▸ Directions for this task: Reproduce the records below exactly, leaving out any pictures.

Collected data entries:
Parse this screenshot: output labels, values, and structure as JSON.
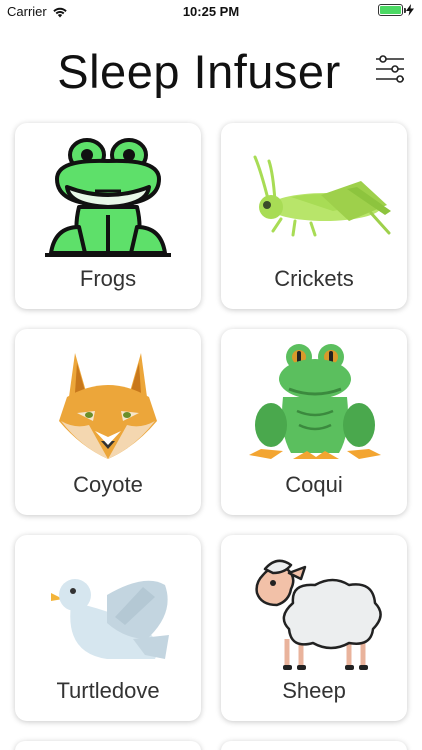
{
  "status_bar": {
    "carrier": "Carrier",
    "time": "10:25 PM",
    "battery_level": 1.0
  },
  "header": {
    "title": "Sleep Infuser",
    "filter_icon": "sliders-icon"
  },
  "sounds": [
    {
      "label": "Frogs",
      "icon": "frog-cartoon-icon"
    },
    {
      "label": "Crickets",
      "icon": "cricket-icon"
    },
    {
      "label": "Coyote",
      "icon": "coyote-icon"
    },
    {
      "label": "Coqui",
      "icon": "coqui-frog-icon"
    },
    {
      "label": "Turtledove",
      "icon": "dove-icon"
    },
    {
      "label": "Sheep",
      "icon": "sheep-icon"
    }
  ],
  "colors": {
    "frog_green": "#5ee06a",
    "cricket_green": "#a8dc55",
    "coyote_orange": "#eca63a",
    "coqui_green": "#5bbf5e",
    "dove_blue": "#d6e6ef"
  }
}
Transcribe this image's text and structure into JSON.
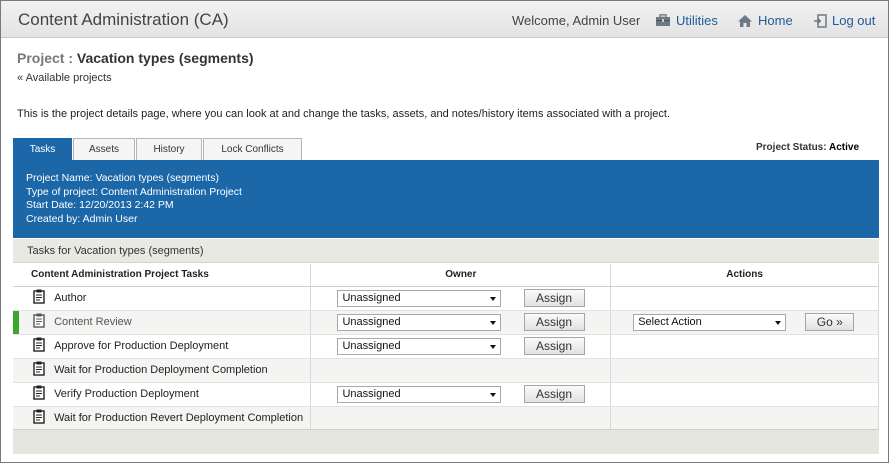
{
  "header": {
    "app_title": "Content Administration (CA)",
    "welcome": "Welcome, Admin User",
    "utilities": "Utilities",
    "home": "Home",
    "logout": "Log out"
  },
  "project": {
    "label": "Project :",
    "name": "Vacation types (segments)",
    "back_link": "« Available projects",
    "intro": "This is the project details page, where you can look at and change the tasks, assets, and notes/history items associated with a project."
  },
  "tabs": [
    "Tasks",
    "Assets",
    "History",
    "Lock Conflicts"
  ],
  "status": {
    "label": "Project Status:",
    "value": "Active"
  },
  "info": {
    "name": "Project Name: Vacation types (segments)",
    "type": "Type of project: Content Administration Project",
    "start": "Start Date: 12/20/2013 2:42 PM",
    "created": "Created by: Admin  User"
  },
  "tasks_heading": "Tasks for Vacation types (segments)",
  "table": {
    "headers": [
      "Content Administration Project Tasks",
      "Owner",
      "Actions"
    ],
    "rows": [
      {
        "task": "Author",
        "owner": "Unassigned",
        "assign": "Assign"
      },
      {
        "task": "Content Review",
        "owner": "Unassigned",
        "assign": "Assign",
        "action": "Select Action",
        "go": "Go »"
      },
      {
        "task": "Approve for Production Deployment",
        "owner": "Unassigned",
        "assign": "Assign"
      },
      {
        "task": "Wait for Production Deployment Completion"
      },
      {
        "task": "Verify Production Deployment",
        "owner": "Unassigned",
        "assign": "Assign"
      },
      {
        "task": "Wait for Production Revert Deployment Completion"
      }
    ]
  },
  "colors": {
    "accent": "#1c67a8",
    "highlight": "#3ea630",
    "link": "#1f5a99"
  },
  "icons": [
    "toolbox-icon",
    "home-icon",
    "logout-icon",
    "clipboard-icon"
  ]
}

▸ Response to this exercise:
Parse this screenshot: output labels, values, and structure as JSON.
{
  "status_bar": {
    "carrier": "Carrier",
    "time": "10:25 PM",
    "battery_level": 1.0
  },
  "header": {
    "title": "Sleep Infuser",
    "filter_icon": "sliders-icon"
  },
  "sounds": [
    {
      "label": "Frogs",
      "icon": "frog-cartoon-icon"
    },
    {
      "label": "Crickets",
      "icon": "cricket-icon"
    },
    {
      "label": "Coyote",
      "icon": "coyote-icon"
    },
    {
      "label": "Coqui",
      "icon": "coqui-frog-icon"
    },
    {
      "label": "Turtledove",
      "icon": "dove-icon"
    },
    {
      "label": "Sheep",
      "icon": "sheep-icon"
    }
  ],
  "colors": {
    "frog_green": "#5ee06a",
    "cricket_green": "#a8dc55",
    "coyote_orange": "#eca63a",
    "coqui_green": "#5bbf5e",
    "dove_blue": "#d6e6ef"
  }
}
Transcribe this image's text and structure into JSON.
{
  "header": {
    "app_title": "Content Administration (CA)",
    "welcome": "Welcome, Admin User",
    "utilities": "Utilities",
    "home": "Home",
    "logout": "Log out"
  },
  "project": {
    "label": "Project :",
    "name": "Vacation types (segments)",
    "back_link": "« Available projects",
    "intro": "This is the project details page, where you can look at and change the tasks, assets, and notes/history items associated with a project."
  },
  "tabs": [
    "Tasks",
    "Assets",
    "History",
    "Lock Conflicts"
  ],
  "status": {
    "label": "Project Status:",
    "value": "Active"
  },
  "info": {
    "name": "Project Name: Vacation types (segments)",
    "type": "Type of project: Content Administration Project",
    "start": "Start Date: 12/20/2013 2:42 PM",
    "created": "Created by: Admin  User"
  },
  "tasks_heading": "Tasks for Vacation types (segments)",
  "table": {
    "headers": [
      "Content Administration Project Tasks",
      "Owner",
      "Actions"
    ],
    "rows": [
      {
        "task": "Author",
        "owner": "Unassigned",
        "assign": "Assign"
      },
      {
        "task": "Content Review",
        "owner": "Unassigned",
        "assign": "Assign",
        "action": "Select Action",
        "go": "Go »"
      },
      {
        "task": "Approve for Production Deployment",
        "owner": "Unassigned",
        "assign": "Assign"
      },
      {
        "task": "Wait for Production Deployment Completion"
      },
      {
        "task": "Verify Production Deployment",
        "owner": "Unassigned",
        "assign": "Assign"
      },
      {
        "task": "Wait for Production Revert Deployment Completion"
      }
    ]
  },
  "colors": {
    "accent": "#1c67a8",
    "highlight": "#3ea630",
    "link": "#1f5a99"
  },
  "icons": [
    "toolbox-icon",
    "home-icon",
    "logout-icon",
    "clipboard-icon"
  ]
}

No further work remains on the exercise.